Providing Feedback to Our Senses
Stimming involves supplying feedback to the senses. There are five commonly discussed senses; sight, hearing, smell, taste and touch. There are also a few extra senses including equilibrioception (balance), interoception, and proprioception (your body’s position). Then of course, there are internal mental registers which seem able to receive stimulation of their own.
You’ll find that stimming behaviours address one or more senses, for example humming sends signals to both auditory and tactile senses (hearing and touch).
People on the autism spectrum often suffer from sensory overload. Note that sensory in this context applies to more than just the five senses. For example, hearing bad news or a sudden change of plan may not seem “sensory” to us but to the person on the spectrum, it’s an internal mental overload – and it causes a lot of stress.
Stimming as a Stress-Reducer
Stimming provides feedback which can distract and reassure a person on the autism spectrum. By rocking for instance, a person on the spectrum may engage their mental, proprioception, equilibrioception and tactile senses in other work which prevents them thinking about an issue which is affecting them. This is the reason why you’ll notice an increase in stimming behaviour when your child is under stress.
Of course, most stimming behaviours occur naturally without any intention on an individual’s behalf to use them to deal with particular stress. A child may stim simply because it feels good. They may also be completely unaware that they are stimming.
These behaviours can be quite annoying at times as they draw unwanted attention to your child in the form of bullying and they can can often be damaging too. One of my son’s worst stims involved chewing on his shirts. The behaviour has only recently stopped – and he’s twelve. You can imagine our disappointment at finding every one of his shirts chewed with no possibility of handing them down to his younger brother.
- Unfortunately, there’s little you can do to stop stimming, though making the child aware of a stim is a good first step.
- Where possible, you can try to encourage your child towards less obvious stims, but be careful. I know parents who just wanted their children to stop nail-biting and when a new stim emerged it was far more obvious and dangerous. Sometimes you just have to accept the small things.
- The next time you see your child stimming, try to think about the senses that are being used and the issues which need calming.
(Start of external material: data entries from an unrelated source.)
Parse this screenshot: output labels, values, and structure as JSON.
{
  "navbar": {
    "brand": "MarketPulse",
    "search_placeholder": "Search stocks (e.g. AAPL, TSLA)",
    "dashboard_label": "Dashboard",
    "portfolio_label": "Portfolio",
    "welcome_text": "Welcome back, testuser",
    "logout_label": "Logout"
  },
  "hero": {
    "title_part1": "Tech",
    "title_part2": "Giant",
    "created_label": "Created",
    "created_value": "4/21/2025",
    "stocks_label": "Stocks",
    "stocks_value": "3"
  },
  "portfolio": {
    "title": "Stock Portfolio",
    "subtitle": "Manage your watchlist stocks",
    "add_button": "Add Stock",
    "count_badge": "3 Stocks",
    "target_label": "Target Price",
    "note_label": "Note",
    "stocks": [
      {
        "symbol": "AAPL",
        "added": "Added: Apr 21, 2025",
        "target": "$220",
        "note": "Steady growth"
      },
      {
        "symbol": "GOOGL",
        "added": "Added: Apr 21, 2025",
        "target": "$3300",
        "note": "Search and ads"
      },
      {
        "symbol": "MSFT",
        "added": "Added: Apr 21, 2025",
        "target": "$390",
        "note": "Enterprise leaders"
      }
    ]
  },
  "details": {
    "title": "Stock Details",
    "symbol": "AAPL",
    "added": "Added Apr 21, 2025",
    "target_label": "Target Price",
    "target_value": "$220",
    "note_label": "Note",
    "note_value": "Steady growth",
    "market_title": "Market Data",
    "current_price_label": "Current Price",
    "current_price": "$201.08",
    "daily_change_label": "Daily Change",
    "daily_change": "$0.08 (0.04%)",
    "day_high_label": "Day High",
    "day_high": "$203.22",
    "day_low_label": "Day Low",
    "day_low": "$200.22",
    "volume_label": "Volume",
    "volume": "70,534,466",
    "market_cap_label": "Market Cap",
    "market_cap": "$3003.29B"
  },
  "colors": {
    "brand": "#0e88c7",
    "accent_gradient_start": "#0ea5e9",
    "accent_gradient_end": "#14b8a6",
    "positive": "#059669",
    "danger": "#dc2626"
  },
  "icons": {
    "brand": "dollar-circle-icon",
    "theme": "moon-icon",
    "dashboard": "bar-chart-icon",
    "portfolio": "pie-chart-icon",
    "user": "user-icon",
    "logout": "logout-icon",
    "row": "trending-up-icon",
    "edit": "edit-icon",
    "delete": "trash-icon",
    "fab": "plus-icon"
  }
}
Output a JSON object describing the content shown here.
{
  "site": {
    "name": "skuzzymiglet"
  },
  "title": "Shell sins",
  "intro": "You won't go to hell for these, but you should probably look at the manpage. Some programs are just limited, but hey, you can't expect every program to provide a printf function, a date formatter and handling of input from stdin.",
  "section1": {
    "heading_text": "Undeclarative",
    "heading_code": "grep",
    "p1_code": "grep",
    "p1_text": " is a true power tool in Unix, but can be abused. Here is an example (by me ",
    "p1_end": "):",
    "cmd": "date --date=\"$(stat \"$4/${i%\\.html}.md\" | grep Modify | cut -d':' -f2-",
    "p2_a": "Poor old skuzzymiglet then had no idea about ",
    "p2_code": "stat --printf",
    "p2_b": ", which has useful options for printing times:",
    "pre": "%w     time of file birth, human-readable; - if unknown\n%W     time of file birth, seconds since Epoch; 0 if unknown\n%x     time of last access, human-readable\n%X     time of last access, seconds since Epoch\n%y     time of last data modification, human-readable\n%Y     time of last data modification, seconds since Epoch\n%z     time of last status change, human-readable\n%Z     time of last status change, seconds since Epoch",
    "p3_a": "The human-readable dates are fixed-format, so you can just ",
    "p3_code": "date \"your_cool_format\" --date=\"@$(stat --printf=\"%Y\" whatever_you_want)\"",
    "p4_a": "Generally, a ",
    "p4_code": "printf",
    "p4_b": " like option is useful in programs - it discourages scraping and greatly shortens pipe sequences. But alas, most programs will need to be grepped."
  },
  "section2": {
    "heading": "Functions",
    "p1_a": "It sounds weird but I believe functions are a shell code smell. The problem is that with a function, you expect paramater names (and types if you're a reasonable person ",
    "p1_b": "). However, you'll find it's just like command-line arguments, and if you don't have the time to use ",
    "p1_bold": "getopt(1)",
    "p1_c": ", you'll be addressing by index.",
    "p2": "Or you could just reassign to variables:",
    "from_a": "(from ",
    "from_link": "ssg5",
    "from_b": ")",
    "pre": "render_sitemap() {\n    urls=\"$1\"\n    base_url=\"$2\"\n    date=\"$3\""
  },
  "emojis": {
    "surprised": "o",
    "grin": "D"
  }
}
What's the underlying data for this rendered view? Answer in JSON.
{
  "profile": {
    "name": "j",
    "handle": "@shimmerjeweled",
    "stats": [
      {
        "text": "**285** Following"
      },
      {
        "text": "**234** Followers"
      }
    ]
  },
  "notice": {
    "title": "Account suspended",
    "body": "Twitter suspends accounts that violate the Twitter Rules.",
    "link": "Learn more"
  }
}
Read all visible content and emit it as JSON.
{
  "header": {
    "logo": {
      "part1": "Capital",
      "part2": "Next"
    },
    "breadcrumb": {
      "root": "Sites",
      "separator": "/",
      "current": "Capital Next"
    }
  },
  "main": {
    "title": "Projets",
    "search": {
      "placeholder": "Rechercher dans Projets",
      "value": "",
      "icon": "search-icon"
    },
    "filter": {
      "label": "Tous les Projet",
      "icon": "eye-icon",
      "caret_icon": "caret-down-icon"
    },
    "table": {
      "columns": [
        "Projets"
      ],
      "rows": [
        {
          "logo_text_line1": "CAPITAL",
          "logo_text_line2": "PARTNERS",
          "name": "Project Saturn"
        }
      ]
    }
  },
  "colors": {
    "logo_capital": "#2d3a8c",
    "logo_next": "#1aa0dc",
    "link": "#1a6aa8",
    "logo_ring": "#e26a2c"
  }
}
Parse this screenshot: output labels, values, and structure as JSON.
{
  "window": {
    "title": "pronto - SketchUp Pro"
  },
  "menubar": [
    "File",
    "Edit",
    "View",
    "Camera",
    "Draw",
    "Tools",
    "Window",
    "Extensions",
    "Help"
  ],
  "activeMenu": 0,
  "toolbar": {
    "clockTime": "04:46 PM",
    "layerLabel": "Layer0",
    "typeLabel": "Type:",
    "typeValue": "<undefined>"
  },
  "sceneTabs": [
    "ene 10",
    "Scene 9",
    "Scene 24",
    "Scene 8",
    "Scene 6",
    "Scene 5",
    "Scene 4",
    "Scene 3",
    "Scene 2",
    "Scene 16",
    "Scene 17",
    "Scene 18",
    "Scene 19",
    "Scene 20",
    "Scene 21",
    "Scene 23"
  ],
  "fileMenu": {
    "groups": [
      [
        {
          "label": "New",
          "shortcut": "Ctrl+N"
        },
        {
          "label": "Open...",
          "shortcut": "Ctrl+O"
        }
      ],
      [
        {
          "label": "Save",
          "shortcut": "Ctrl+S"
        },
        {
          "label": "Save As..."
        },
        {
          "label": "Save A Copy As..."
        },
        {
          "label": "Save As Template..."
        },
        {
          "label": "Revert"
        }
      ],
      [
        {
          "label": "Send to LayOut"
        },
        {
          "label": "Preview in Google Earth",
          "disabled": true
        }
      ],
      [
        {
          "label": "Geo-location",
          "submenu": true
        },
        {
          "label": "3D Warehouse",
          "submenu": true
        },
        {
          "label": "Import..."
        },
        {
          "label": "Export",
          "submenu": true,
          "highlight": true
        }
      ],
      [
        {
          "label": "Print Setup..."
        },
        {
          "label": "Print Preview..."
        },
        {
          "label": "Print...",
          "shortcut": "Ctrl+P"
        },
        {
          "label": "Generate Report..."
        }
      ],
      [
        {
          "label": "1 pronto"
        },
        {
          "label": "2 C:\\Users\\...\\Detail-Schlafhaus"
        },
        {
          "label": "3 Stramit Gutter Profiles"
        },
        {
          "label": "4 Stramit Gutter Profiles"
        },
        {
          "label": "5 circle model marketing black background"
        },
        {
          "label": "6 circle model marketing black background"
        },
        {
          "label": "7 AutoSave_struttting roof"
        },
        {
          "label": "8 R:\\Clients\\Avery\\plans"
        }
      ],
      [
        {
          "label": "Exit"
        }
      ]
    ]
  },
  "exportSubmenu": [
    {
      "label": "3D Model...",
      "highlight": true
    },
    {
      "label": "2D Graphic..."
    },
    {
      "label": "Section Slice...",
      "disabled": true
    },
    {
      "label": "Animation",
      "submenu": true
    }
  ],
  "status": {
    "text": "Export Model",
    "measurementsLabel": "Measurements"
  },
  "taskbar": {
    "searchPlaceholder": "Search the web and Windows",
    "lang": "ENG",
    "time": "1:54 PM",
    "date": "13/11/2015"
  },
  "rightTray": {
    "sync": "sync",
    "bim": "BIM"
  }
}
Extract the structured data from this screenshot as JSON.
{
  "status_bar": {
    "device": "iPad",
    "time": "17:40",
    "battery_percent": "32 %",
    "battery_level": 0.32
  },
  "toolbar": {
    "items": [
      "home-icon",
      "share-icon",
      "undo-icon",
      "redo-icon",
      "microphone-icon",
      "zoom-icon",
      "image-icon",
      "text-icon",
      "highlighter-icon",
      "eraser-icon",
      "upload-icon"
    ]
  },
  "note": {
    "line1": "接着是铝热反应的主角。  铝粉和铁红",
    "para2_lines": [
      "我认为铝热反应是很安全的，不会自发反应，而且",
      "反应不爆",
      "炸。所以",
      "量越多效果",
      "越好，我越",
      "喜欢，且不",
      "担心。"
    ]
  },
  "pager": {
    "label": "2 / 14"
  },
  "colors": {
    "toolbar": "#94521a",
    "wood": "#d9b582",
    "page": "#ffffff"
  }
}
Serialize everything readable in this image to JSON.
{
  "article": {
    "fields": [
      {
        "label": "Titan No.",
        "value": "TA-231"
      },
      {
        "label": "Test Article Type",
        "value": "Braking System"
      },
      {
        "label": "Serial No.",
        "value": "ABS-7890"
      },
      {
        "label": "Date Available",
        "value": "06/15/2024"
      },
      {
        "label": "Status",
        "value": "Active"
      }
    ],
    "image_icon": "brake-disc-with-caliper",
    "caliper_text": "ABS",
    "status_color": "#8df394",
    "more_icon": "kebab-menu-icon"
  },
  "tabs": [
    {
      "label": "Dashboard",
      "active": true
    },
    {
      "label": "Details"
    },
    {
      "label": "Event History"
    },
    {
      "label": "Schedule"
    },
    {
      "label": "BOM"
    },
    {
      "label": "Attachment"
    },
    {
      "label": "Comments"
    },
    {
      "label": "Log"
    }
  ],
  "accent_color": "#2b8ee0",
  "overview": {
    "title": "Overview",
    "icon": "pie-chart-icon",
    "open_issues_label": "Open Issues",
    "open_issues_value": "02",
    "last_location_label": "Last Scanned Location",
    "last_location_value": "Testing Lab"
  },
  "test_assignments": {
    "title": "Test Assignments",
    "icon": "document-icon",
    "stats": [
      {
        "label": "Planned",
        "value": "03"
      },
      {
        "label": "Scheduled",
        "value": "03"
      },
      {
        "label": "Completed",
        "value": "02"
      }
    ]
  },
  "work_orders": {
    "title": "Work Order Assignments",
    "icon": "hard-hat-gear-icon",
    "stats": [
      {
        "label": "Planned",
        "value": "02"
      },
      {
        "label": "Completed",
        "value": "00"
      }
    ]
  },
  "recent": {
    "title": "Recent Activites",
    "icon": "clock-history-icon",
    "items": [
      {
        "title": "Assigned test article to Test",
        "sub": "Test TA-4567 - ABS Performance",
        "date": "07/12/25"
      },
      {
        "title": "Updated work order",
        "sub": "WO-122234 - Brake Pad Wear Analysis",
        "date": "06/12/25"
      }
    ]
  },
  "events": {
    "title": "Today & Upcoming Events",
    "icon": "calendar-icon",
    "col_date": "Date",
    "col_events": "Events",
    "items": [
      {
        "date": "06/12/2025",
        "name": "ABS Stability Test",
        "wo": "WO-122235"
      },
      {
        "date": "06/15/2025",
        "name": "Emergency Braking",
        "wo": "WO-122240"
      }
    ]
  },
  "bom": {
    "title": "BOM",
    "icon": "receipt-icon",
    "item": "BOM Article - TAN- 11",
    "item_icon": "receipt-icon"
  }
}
It could be something that is on your child’s mind or it could simply be that your music in another room is too loud.
Stimming is normal and we all do it. Perhaps we don’t do it to the same extent as people on the autism spectrum but maybe that’s just because we’ve found other, “more civilised” ways to stim. Listening to music, chewing gum, smoking, playing with our pens and tapping our fingers are all forms of stimming and they help to make us feel calm.